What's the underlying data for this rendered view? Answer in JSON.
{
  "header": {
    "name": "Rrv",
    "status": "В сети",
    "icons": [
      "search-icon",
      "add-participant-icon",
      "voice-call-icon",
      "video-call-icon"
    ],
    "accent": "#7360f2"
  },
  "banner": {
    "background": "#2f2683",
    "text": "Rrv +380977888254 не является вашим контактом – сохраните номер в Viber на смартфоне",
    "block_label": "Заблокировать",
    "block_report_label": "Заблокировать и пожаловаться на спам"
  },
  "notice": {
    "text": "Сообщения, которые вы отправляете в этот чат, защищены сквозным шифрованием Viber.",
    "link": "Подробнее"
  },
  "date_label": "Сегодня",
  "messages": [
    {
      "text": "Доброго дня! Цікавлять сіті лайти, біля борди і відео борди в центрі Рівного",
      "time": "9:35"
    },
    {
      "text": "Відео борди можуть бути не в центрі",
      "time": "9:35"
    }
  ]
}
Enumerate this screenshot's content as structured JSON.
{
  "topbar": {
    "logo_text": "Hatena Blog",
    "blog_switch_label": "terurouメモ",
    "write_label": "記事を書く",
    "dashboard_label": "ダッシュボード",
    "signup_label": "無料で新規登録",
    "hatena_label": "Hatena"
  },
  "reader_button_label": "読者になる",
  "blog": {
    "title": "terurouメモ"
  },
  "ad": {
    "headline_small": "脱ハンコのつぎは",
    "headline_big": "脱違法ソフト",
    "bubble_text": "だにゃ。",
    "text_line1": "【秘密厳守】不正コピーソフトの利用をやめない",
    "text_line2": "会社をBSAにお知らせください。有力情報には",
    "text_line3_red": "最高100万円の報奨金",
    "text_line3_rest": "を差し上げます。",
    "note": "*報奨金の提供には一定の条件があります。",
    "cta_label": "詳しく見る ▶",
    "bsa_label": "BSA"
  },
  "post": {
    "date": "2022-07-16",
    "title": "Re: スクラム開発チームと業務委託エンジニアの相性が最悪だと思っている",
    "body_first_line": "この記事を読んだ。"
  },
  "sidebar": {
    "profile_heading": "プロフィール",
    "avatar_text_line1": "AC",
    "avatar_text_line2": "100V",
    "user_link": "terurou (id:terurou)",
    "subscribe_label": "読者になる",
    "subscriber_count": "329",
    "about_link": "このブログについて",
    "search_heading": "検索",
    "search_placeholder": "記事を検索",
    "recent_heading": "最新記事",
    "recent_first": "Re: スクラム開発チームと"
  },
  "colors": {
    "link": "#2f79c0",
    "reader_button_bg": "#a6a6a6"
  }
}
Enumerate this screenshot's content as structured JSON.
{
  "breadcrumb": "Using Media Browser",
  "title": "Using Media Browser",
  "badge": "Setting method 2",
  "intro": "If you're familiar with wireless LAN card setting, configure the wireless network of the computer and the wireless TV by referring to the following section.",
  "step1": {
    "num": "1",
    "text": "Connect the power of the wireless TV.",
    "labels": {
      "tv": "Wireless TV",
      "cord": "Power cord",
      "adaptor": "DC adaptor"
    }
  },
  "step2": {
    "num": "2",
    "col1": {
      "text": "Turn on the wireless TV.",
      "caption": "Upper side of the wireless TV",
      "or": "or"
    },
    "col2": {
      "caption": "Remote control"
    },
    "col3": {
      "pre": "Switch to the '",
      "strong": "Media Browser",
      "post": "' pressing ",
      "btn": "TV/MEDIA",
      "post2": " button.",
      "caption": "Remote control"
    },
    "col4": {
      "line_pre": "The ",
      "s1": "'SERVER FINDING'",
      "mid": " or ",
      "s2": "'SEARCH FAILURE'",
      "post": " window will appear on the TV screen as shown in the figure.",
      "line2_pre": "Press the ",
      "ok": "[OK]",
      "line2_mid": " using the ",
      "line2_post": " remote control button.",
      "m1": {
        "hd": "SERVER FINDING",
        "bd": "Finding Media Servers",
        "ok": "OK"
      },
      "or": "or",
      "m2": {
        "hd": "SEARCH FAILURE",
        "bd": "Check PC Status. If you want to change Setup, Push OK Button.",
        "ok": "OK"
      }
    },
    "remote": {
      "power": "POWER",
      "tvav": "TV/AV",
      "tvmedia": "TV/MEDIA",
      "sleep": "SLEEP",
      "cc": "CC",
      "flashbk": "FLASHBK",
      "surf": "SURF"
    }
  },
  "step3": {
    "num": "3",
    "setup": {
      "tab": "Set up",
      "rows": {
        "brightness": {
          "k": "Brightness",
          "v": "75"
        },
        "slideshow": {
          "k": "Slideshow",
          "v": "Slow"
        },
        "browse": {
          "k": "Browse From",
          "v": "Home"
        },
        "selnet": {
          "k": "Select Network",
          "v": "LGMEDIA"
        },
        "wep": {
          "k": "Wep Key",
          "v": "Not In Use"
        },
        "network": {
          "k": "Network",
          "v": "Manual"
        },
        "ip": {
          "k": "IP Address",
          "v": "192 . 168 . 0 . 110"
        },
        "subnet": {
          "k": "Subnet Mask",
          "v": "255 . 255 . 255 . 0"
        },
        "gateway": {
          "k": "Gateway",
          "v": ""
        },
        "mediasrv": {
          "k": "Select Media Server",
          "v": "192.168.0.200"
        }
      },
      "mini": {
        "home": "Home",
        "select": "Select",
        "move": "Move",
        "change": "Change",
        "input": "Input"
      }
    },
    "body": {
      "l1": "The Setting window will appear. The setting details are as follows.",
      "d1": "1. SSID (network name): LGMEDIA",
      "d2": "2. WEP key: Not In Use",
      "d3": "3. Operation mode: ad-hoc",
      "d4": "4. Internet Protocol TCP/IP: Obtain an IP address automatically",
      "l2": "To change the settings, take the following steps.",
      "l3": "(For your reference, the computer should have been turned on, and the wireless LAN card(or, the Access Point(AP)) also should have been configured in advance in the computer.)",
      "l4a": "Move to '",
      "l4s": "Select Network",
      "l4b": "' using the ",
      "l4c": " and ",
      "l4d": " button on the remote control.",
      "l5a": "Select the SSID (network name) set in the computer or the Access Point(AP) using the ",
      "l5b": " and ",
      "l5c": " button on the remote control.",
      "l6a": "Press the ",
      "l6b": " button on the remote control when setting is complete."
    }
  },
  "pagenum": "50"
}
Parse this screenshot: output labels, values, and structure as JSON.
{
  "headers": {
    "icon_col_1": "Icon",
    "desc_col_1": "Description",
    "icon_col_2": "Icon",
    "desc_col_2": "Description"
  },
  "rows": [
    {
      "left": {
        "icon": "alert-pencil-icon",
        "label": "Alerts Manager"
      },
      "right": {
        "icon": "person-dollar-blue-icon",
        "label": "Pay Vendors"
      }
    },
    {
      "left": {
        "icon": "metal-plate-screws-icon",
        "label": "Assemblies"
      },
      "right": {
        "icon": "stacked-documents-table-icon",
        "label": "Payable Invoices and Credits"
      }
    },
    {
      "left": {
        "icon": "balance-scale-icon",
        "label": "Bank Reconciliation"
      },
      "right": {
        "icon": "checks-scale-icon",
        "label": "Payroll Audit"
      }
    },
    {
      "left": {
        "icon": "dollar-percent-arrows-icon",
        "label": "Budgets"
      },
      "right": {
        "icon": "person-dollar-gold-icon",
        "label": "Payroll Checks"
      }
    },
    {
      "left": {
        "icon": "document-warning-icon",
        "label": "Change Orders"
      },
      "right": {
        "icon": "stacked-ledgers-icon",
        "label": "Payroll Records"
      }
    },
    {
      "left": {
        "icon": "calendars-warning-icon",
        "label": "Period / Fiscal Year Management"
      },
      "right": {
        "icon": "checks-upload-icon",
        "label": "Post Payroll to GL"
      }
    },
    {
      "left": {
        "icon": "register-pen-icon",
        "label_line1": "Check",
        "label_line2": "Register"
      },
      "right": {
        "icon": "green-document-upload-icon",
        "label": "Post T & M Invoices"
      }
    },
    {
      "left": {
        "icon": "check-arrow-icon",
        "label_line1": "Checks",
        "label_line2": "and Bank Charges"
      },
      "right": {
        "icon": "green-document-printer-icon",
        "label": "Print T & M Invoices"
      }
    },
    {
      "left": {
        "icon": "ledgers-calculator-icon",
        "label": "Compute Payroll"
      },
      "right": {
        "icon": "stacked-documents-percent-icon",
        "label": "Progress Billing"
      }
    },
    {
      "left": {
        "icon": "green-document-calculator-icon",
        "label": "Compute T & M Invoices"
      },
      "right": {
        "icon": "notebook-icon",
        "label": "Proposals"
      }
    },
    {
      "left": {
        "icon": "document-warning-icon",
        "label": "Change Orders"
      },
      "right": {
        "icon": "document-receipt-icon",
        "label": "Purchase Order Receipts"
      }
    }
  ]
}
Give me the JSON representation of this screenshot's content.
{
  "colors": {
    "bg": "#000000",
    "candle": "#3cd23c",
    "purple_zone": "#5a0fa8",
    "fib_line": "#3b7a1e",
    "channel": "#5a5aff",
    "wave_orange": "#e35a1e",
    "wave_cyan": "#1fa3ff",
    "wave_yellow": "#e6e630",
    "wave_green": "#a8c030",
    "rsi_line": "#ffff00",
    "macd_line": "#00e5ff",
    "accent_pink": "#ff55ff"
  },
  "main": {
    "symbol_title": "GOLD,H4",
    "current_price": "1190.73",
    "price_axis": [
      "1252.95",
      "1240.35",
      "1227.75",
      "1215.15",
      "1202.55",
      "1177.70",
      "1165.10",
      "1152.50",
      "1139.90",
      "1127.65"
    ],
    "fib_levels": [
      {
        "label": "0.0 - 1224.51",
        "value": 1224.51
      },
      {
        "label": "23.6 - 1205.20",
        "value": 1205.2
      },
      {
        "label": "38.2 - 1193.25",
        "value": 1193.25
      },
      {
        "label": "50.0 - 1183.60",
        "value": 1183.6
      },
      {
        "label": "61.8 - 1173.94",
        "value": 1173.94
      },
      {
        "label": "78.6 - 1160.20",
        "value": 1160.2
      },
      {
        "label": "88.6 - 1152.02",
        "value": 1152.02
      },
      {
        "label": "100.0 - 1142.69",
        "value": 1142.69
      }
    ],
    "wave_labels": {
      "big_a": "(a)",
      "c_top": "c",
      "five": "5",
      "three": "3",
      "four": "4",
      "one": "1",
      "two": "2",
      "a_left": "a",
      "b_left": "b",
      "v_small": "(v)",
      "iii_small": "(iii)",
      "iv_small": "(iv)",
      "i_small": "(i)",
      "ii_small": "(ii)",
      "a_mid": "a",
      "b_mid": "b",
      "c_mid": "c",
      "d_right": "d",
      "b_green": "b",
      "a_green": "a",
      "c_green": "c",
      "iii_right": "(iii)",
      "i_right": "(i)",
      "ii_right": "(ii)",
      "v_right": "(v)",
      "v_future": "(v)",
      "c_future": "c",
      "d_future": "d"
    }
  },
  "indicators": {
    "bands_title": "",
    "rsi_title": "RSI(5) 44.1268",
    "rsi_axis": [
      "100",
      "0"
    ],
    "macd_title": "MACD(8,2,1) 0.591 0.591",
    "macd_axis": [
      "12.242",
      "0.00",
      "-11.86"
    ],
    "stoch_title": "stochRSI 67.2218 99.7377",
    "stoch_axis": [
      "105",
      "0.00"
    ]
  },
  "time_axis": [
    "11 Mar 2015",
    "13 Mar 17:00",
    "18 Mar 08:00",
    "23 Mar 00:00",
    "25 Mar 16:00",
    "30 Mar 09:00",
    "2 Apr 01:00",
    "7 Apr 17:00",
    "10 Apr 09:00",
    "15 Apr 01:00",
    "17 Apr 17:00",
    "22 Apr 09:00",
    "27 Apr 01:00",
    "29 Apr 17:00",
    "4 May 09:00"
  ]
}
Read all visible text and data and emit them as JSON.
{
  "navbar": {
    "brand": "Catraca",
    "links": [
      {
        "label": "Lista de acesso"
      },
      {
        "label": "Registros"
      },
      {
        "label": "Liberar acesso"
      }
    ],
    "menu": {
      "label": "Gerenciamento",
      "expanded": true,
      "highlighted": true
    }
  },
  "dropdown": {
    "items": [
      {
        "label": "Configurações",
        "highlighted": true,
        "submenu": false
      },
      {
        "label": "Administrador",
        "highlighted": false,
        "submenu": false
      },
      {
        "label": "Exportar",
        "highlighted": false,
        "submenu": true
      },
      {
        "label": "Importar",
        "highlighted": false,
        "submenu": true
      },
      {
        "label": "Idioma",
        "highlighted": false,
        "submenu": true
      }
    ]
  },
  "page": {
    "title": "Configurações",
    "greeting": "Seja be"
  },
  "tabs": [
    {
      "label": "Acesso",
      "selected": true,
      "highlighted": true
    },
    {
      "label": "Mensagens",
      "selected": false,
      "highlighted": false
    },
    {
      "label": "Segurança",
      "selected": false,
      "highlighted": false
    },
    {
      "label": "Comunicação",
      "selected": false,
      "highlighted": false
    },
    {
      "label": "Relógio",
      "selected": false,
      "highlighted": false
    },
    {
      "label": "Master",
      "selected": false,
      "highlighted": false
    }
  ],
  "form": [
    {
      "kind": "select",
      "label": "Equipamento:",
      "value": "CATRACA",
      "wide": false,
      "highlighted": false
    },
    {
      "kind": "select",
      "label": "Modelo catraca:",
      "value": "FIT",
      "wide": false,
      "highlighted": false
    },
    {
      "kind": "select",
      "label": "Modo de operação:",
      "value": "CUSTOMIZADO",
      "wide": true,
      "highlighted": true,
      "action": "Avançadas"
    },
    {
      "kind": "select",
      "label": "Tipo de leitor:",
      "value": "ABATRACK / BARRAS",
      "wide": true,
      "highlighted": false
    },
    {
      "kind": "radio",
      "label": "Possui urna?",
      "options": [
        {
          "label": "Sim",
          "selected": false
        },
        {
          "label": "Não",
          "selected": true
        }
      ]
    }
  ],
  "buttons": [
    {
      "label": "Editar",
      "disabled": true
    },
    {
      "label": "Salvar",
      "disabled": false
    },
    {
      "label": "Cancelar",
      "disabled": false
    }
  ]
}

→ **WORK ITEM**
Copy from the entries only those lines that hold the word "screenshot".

→ **EXPECTED ANSWER**
Enumerate this screenshot's content as structured JSON.
Enumerate this screenshot's content as structured JSON.
Parse this screenshot: output labels, values, and structure as JSON.
Give me the JSON representation of this screenshot's content.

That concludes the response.